31. “The Path to Diagnosis of the President’s Ailment,” Washington Post, May 11, 1991.

32. Washington Post, May 10, 1991.

33. New York Times, May 29, 1991.

34. New York Times>, May 22, 1991.

35. Washington Times, May 29, 1991.

36. Mary McGrory, “China and an Imperial President,” Washington Post,> May 30, 1991.

37. Washington Post, September 6, 1991.

38. “Bush Gets ‘Medical Stamp of Approval’ for ’92,” Washington Post,> September 14, 1991.

39. Lawrence K. Altman, MD, “President’s Thyroid: Questions of Mood,” New York Times, May 21, 1991.

40. Abigail Trafford, “Me, Bush and Graves’ Disease,” Washington Post,> May 21, 1991.

41. Lillian Sholtis Brunner and Doris Smith Suddarth, >Textbook of Medical-Surgical Nursing (Philadelphia: Lippincott, 1964), pp. 796, 798.

43. William Safire, “After the Flutter,” New York Times, May 20, 1991.

44. “President is Bouyant About Health, Work,” Washington Post, May 23, 1991.

45. “Bush Drops Hint He Won’t Run in ’92,” New York Post, June 17, 1991.

46. “Among Notables, Bush Plays One Tough Room,” New York Times,> June 17, 1991.

47. Frank J. Murray, “First lady longs to have her husband to herself,” Washington Times, June 17, 1991.

48. “First Lady: Bush Must Run Again,” Washington Post, August 1, 1991.

49. “Lead Found in Quayles’ Water Supply,” Washington Post, June 23, 1991.

50. Washington Post, August 4, 1991.

51. Andrew Rosenthal, “Shedding Tears, Bush Tells Baptists of Praying as Gulf War Neared,” New York Times, June 7, 1991.

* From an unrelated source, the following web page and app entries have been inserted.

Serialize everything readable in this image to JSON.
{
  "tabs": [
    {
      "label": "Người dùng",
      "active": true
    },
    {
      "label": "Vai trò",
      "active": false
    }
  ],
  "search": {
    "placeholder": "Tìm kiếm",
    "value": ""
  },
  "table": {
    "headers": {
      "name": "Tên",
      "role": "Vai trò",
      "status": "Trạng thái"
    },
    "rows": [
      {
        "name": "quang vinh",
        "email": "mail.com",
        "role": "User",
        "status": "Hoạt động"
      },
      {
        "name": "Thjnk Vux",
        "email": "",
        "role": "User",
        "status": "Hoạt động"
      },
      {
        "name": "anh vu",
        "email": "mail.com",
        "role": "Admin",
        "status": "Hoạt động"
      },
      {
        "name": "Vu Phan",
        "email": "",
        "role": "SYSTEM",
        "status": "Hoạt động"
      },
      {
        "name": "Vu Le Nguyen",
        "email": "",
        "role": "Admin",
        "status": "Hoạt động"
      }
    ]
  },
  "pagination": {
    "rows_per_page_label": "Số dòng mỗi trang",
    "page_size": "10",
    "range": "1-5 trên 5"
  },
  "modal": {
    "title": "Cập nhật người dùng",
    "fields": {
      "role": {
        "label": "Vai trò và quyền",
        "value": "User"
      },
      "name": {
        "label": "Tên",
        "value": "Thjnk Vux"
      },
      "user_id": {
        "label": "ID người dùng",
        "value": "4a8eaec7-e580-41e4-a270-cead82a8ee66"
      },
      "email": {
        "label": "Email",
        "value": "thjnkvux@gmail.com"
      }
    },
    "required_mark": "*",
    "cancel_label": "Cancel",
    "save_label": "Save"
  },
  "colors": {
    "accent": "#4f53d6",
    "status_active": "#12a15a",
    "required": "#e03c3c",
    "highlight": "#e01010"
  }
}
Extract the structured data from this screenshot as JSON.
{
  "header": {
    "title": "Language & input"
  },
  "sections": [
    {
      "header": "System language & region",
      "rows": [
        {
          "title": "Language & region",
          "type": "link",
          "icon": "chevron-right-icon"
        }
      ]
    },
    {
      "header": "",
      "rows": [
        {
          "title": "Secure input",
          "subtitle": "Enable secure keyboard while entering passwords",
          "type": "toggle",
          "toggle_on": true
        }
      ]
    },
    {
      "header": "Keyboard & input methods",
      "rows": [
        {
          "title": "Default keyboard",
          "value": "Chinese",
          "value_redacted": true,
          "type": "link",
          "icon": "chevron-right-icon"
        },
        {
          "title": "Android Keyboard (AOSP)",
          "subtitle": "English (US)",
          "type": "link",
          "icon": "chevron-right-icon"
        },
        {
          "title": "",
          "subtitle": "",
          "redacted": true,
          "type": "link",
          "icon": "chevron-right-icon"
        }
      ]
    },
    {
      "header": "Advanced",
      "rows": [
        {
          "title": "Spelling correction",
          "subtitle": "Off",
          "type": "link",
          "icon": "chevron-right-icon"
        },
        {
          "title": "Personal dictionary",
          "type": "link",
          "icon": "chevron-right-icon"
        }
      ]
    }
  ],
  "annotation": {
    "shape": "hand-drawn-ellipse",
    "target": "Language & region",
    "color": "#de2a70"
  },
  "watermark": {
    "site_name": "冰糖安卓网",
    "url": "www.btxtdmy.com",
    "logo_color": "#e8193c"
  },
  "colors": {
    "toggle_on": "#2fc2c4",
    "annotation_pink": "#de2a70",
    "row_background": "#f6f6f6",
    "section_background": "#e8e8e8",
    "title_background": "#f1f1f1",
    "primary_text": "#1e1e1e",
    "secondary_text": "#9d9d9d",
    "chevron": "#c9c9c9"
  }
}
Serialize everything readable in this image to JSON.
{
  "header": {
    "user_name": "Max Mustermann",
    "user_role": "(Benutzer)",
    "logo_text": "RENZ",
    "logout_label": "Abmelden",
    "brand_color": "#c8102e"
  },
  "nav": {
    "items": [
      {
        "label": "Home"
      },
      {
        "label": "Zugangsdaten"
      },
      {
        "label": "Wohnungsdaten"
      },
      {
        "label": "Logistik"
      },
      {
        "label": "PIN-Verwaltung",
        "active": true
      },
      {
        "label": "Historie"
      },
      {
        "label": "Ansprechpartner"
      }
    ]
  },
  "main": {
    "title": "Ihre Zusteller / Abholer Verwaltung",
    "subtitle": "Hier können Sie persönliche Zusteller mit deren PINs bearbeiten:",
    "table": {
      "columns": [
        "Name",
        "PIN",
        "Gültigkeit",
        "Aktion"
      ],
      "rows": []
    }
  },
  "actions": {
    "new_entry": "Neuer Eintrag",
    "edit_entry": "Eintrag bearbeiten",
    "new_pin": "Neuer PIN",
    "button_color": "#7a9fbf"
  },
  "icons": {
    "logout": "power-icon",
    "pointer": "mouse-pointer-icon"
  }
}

52. Andrew Rosenthal, “Among Notables, Bush Plays One Tough Room,” New York Times, June 17, 1991.

53. Weekly Compilation of Presidential Documents, Vol. XXVII, No. 28 (July 15, 1991), pp. 941, 944-947.

54. “Peripatetic Bush to Break Travel Record,” Washington Post, July 27, 1991.

55. “President Sounds Themes of Likely ’92 Campaign,” Washington Post,> August 3, 1991. Photos of a furious Bush are on page A1 and page A4.

56. New York Times, July 25, 1991.

57. “Bush Anti-Crime Speech Echoes 1988 Campaign,” Washington Post,> August 15, 1991.

58. Weekly Compilation of Presidential Documents, September 12, 1991, pp. 1242, 1253-1254.

59. “Bush Tries to Ease Loan Crisis,” Washington Post, September 20, 1991.

60. Washington Post, September 19, 1991.

61. “Bush Vetoes $6.4 Billion Bill to Extend Jobless Benefits,” Washington Post, October 12, 1991.

62. “Bush Launches Strike at Congress,” Washington Post, October 25, 1991.

63. Evans and Novak, “It was a Surrender on Quotas,” October 30, 1991.

64. “Brady Favors Additional Interest rate Reductions,” Washington Post, November 8, 1991.

65. “President Hits Back at Critics,” Washington Post, November 1, 1991.

66. “Dragging Bush Home For Broccoli,” Newsweek, November 11, 1991.

67. “For the First Family, a Sense of Loss,” Washington Post, November 3, 1991.

68. “Deferral of Trip Raises Problems for US Policy,” Washington Post,> November 7, 1991.

69. “Bush Cancels Pacific Trip,” Washington Post, November 6, 1991.

70. Washington Post, November 7, 1991.

71. “Bush Challenges Europeans To Define US NATO Role,” Washington Post,> November 8, 1991.

72. “President Defends Foreign Policy, Attacks Congressional Democrats,” Washington Post, November 9, 1991.

73. Washington Post, November 21, 1991.

74. Washington Post, January 3, 1992.

75. Washington Post, January 9, 1992.

76. Washington Post, January 11, 1992.

77. Washington Post, January 9, 1992.